(Beginning of Material supplied)

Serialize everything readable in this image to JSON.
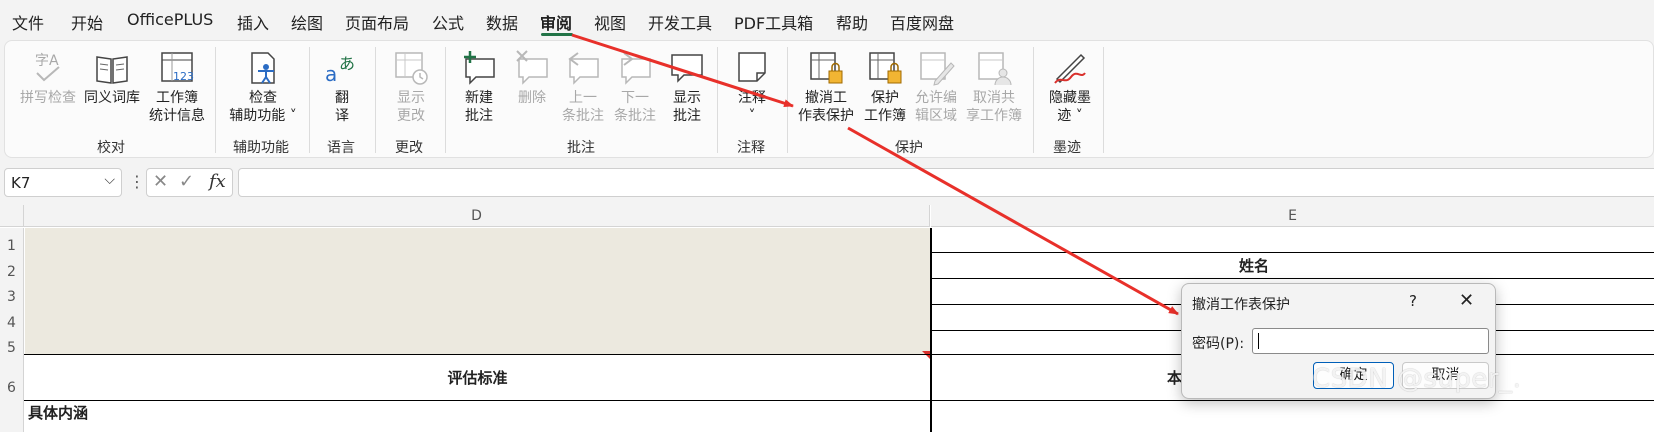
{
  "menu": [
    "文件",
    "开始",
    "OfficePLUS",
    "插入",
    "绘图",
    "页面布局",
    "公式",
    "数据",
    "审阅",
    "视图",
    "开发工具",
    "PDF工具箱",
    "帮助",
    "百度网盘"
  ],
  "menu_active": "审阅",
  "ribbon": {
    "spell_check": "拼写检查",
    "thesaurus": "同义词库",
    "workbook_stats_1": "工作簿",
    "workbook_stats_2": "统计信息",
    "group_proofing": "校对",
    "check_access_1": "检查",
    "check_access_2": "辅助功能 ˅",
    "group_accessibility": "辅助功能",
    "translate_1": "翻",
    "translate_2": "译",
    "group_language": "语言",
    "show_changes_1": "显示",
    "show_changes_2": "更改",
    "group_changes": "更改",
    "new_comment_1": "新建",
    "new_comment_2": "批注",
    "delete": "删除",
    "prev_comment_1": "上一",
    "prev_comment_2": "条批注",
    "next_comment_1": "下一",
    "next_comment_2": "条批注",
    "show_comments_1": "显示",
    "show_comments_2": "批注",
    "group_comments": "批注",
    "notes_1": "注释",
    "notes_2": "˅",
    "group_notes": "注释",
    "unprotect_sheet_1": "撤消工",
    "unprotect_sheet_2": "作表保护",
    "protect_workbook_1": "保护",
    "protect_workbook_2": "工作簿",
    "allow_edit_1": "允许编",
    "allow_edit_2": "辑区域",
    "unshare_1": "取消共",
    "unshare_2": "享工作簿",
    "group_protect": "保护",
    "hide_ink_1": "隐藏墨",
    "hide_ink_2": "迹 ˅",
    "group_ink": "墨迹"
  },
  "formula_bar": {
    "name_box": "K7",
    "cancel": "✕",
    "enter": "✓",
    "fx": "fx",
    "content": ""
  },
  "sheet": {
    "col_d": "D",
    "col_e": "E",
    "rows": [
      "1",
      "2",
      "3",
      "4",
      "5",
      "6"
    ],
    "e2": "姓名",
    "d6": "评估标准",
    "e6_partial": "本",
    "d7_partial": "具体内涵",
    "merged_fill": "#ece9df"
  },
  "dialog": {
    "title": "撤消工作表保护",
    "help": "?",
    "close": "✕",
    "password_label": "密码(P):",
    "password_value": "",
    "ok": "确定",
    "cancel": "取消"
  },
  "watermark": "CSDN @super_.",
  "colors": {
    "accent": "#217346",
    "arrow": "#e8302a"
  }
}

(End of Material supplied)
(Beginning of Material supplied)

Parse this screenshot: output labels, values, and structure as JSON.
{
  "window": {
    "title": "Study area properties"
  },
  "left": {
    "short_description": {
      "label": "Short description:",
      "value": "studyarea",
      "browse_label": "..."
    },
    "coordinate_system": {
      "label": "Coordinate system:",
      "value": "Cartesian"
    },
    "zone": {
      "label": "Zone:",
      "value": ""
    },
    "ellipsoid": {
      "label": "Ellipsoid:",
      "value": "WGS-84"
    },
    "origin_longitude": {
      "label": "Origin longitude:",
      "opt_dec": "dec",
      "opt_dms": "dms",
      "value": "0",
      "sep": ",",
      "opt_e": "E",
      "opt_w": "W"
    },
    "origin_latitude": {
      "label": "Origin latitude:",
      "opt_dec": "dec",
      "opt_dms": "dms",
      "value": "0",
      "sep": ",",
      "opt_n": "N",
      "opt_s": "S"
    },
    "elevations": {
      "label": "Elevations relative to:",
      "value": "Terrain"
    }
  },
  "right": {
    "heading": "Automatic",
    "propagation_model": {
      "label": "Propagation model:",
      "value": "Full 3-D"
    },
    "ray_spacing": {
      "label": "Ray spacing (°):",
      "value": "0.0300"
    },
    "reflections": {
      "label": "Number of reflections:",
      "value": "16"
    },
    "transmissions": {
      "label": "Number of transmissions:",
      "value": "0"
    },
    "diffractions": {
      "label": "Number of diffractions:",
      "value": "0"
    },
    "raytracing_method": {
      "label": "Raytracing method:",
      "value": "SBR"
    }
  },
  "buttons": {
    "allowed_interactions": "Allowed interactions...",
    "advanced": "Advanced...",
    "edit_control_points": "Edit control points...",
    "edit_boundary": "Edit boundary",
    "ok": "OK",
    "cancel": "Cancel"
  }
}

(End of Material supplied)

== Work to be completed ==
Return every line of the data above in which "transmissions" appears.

== Answer area ==
    "transmissions": {
      "label": "Number of transmissions:",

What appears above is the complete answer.